As companies migrate from a centralized to a distributed computing environment, security issues multiply beyond easy comprehension or control. Application developers spend more and more time implementing security-related code, and security administrators have an increasingly difficult time keeping a variety of often incompatible security mechanisms synchronized across the enterprise.
Building on DCE security
OSF DCE lays the basis for taming this complexity with a feature-rich security architecture that addresses several key requirements for distributed system security in a multi-vendor environment: tamper-proof user credentials that can be securely passed across the network and used for mutual authentication of clients and servers on a per-session basis, an authorization framework that includes a full-featured delegation capability, and tamper-proof network communications and data privacy. Riding on top of the DCE Remote Procedure Call (RPC), all this is delivered in a package that enables secure single sign-on to the full range of distributed resources. A Generic Security Service API (GSS-API) is provided for integration of applications that do not utilize the DCE RPC.

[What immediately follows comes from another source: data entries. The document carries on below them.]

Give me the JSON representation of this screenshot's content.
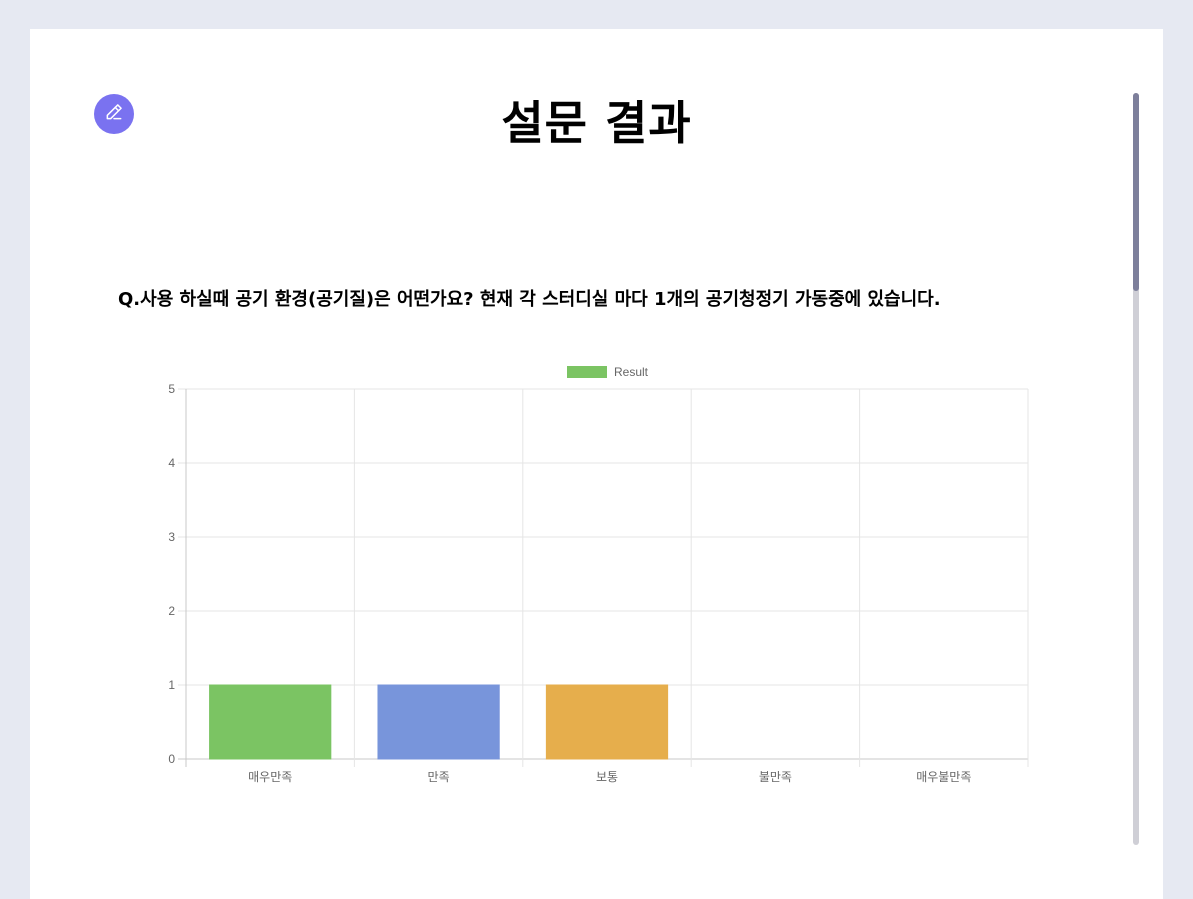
{
  "header": {
    "title": "설문 결과",
    "edit_icon": "pencil-icon"
  },
  "question": {
    "text": "Q.사용 하실때 공기 환경(공기질)은 어떤가요? 현재 각 스터디실 마다 1개의 공기청정기 가동중에 있습니다."
  },
  "chart_data": {
    "type": "bar",
    "categories": [
      "매우만족",
      "만족",
      "보통",
      "불만족",
      "매우불만족"
    ],
    "series": [
      {
        "name": "Result",
        "values": [
          1,
          1,
          1,
          0,
          0
        ],
        "colors": [
          "#7bc463",
          "#7895db",
          "#e6ae4c",
          "#e6e6e6",
          "#e6e6e6"
        ]
      }
    ],
    "legend_color": "#7bc463",
    "title": "",
    "xlabel": "",
    "ylabel": "",
    "ylim": [
      0,
      5
    ],
    "yticks": [
      0,
      1,
      2,
      3,
      4,
      5
    ],
    "grid": true,
    "legend_position": "top-center"
  },
  "colors": {
    "background": "#e6e9f2",
    "card": "#ffffff",
    "accent": "#7a72f0",
    "scroll_thumb": "#7d7f9b"
  }
}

PRAESIDIUM/AUTHORIZATION SERVER COMBINES THE CENTRALIZED SECURITY ADMINISTRATION AND END-USER CONSISTENCY FOUND IN MAINFRAME-BASED ENVIRONMENTS WITH THE FLEXIBILITY AND END-USER FUNCTIONALITY FOUND IN DISTRIBUTED COMPUTING ENVIRONMENTS.
HP's Praesidium/Authorization Server is a rule-based authorization server that adds value to OSF DCE by combining the centralized security administration and end-user consistency found in mainframe-based environments with the flexibility and end-user functionality found in distributed computing environments.
By directly leveraging HP DCE/9000, the Authorization Server is highly portable to and interoperable with any platform and environment that provides DCE. The Authorization Server inherits all the advantages of a high-quality, comprehensive, standards-based framework that HP DCE/9000 offers.
Playing a key role in
HP's security strategy
Praesidium, the HP security framework, consists of three main components: system, network and application. System security mechanisms address the operating system, databases and computer hardware components. Network security techniques address the integrity and confidentiality of data on the wire. OSF DCE plays a major role in HP's approach to network security. Application security addresses the issue of user entitlement to perform particular actions on specific data. This involves both mutual authentication between client and server by DCE/Security Service, and authorization decisions by the Authorization Server on whether to grant a specific request.
Authorization Server plays a key role in HP's vision of flexible and manageable application security. Authorization Server leverages all of DCE's basic security features and adds value by delivering a logically centralized repository of fine-grained access rules that provides the ability to model the enterprise business environment in a succinct, intelligible format. A typical rule in a banking environment might stipulate restrictions on the hours and days in which a particular set of bank officers is authorized to adjust a precise set of accounts up to a specific dollar limit.
Praesidium/Authorization Server provides a powerful access control engine that simplifies security administration, promotes policy consistency and auditability, and, most importantly, takes into account the business needs of those charged with managing enterprise security. Authorization Server leverages the strengths of the DCE security framework, while adding value in a way that allows for seamless integration of existing DCE applications and non-DCE legacy environments. By reducing the amount of coding required of an application developer, Authorization Server improves productivity and speeds time-to-market, offering a positive return on investment early in its deployment cycle.